Problem requirements >> Nothing should be left out: write out the whole listing exactly.
= = = =
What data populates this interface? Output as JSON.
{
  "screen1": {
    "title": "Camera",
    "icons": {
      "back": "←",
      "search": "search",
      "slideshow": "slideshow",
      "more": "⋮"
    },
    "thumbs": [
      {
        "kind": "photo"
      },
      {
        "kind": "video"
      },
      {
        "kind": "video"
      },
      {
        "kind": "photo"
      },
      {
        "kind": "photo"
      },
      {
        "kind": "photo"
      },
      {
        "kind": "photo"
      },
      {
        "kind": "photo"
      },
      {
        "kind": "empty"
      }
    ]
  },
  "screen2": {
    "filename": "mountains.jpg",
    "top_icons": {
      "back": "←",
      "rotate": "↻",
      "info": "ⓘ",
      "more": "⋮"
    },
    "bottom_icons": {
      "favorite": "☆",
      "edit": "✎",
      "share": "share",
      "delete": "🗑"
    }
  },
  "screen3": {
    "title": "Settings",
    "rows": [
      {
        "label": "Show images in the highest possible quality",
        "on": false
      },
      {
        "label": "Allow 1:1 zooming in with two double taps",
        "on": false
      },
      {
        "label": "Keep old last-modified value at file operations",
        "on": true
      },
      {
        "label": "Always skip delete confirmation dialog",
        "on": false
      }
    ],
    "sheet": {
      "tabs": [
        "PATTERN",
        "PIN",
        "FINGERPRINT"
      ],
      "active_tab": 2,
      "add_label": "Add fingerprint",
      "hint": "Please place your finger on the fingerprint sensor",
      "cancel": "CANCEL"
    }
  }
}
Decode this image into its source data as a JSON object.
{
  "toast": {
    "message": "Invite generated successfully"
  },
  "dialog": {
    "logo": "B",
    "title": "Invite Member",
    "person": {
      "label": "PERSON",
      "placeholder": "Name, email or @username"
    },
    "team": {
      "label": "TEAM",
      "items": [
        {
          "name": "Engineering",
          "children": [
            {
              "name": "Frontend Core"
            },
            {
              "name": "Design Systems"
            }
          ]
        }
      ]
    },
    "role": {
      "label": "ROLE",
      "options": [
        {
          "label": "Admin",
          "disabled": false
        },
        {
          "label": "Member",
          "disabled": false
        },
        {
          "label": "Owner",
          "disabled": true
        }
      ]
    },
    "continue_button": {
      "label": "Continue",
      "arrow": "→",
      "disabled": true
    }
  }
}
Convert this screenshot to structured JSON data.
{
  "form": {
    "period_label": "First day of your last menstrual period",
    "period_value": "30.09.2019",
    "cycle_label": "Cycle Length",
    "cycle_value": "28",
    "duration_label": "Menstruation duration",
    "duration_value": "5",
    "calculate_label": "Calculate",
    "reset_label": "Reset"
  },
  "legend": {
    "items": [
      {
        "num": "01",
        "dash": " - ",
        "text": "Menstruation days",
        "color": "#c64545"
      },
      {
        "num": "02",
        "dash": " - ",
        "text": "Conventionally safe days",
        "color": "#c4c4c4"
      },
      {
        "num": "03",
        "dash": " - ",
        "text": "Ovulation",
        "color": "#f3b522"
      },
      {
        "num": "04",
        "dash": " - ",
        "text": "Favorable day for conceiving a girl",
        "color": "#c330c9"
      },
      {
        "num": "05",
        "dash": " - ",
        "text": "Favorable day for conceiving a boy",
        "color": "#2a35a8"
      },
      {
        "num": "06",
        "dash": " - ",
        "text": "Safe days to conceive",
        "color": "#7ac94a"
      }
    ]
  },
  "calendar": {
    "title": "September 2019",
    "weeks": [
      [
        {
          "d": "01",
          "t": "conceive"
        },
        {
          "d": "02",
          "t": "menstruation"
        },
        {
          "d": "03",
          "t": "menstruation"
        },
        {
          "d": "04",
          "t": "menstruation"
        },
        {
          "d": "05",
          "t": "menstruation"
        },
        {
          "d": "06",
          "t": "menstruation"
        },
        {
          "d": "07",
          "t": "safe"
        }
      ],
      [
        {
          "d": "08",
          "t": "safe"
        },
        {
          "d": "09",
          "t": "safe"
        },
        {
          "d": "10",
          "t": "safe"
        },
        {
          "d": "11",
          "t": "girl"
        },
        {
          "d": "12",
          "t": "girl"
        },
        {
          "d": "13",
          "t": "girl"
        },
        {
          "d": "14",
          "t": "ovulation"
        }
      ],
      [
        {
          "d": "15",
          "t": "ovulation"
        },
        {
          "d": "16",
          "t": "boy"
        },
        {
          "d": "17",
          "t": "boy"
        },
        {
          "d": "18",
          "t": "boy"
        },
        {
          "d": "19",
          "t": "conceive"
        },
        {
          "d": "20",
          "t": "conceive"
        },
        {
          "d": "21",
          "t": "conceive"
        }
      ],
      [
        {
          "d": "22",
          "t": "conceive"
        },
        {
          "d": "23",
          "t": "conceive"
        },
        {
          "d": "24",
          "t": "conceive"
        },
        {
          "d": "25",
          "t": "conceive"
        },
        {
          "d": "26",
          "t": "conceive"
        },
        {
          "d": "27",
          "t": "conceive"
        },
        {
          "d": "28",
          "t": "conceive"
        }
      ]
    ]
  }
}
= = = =
Answer box >>
What data populates this interface? Output as JSON.
{
  "screen1": {
    "title": "Camera",
    "icons": {
      "back": "←",
      "search": "search",
      "slideshow": "slideshow",
      "more": "⋮"
    },
    "thumbs": [
      {
        "kind": "photo"
      },
      {
        "kind": "video"
      },
      {
        "kind": "video"
      },
      {
        "kind": "photo"
      },
      {
        "kind": "photo"
      },
      {
        "kind": "photo"
      },
      {
        "kind": "photo"
      },
      {
        "kind": "photo"
      },
      {
        "kind": "empty"
      }
    ]
  },
  "screen2": {
    "filename": "mountains.jpg",
    "top_icons": {
      "back": "←",
      "rotate": "↻",
      "info": "ⓘ",
      "more": "⋮"
    },
    "bottom_icons": {
      "favorite": "☆",
      "edit": "✎",
      "share": "share",
      "delete": "🗑"
    }
  },
  "screen3": {
    "title": "Settings",
    "rows": [
      {
        "label": "Show images in the highest possible quality",
        "on": false
      },
      {
        "label": "Allow 1:1 zooming in with two double taps",
        "on": false
      },
      {
        "label": "Keep old last-modified value at file operations",
        "on": true
      },
      {
        "label": "Always skip delete confirmation dialog",
        "on": false
      }
    ],
    "sheet": {
      "tabs": [
        "PATTERN",
        "PIN",
        "FINGERPRINT"
      ],
      "active_tab": 2,
      "add_label": "Add fingerprint",
      "hint": "Please place your finger on the fingerprint sensor",
      "cancel": "CANCEL"
    }
  }
}
Decode this image into its source data as a JSON object.
{
  "toast": {
    "message": "Invite generated successfully"
  },
  "dialog": {
    "logo": "B",
    "title": "Invite Member",
    "person": {
      "label": "PERSON",
      "placeholder": "Name, email or @username"
    },
    "team": {
      "label": "TEAM",
      "items": [
        {
          "name": "Engineering",
          "children": [
            {
              "name": "Frontend Core"
            },
            {
              "name": "Design Systems"
            }
          ]
        }
      ]
    },
    "role": {
      "label": "ROLE",
      "options": [
        {
          "label": "Admin",
          "disabled": false
        },
        {
          "label": "Member",
          "disabled": false
        },
        {
          "label": "Owner",
          "disabled": true
        }
      ]
    },
    "continue_button": {
      "label": "Continue",
      "arrow": "→",
      "disabled": true
    }
  }
}
Convert this screenshot to structured JSON data.
{
  "form": {
    "period_label": "First day of your last menstrual period",
    "period_value": "30.09.2019",
    "cycle_label": "Cycle Length",
    "cycle_value": "28",
    "duration_label": "Menstruation duration",
    "duration_value": "5",
    "calculate_label": "Calculate",
    "reset_label": "Reset"
  },
  "legend": {
    "items": [
      {
        "num": "01",
        "dash": " - ",
        "text": "Menstruation days",
        "color": "#c64545"
      },
      {
        "num": "02",
        "dash": " - ",
        "text": "Conventionally safe days",
        "color": "#c4c4c4"
      },
      {
        "num": "03",
        "dash": " - ",
        "text": "Ovulation",
        "color": "#f3b522"
      },
      {
        "num": "04",
        "dash": " - ",
        "text": "Favorable day for conceiving a girl",
        "color": "#c330c9"
      },
      {
        "num": "05",
        "dash": " - ",
        "text": "Favorable day for conceiving a boy",
        "color": "#2a35a8"
      },
      {
        "num": "06",
        "dash": " - ",
        "text": "Safe days to conceive",
        "color": "#7ac94a"
      }
    ]
  },
  "calendar": {
    "title": "September 2019",
    "weeks": [
      [
        {
          "d": "01",
          "t": "conceive"
        },
        {
          "d": "02",
          "t": "menstruation"
        },
        {
          "d": "03",
          "t": "menstruation"
        },
        {
          "d": "04",
          "t": "menstruation"
        },
        {
          "d": "05",
          "t": "menstruation"
        },
        {
          "d": "06",
          "t": "menstruation"
        },
        {
          "d": "07",
          "t": "safe"
        }
      ],
      [
        {
          "d": "08",
          "t": "safe"
        },
        {
          "d": "09",
          "t": "safe"
        },
        {
          "d": "10",
          "t": "safe"
        },
        {
          "d": "11",
          "t": "girl"
        },
        {
          "d": "12",
          "t": "girl"
        },
        {
          "d": "13",
          "t": "girl"
        },
        {
          "d": "14",
          "t": "ovulation"
        }
      ],
      [
        {
          "d": "15",
          "t": "ovulation"
        },
        {
          "d": "16",
          "t": "boy"
        },
        {
          "d": "17",
          "t": "boy"
        },
        {
          "d": "18",
          "t": "boy"
        },
        {
          "d": "19",
          "t": "conceive"
        },
        {
          "d": "20",
          "t": "conceive"
        },
        {
          "d": "21",
          "t": "conceive"
        }
      ],
      [
        {
          "d": "22",
          "t": "conceive"
        },
        {
          "d": "23",
          "t": "conceive"
        },
        {
          "d": "24",
          "t": "conceive"
        },
        {
          "d": "25",
          "t": "conceive"
        },
        {
          "d": "26",
          "t": "conceive"
        },
        {
          "d": "27",
          "t": "conceive"
        },
        {
          "d": "28",
          "t": "conceive"
        }
      ]
    ]
  }
}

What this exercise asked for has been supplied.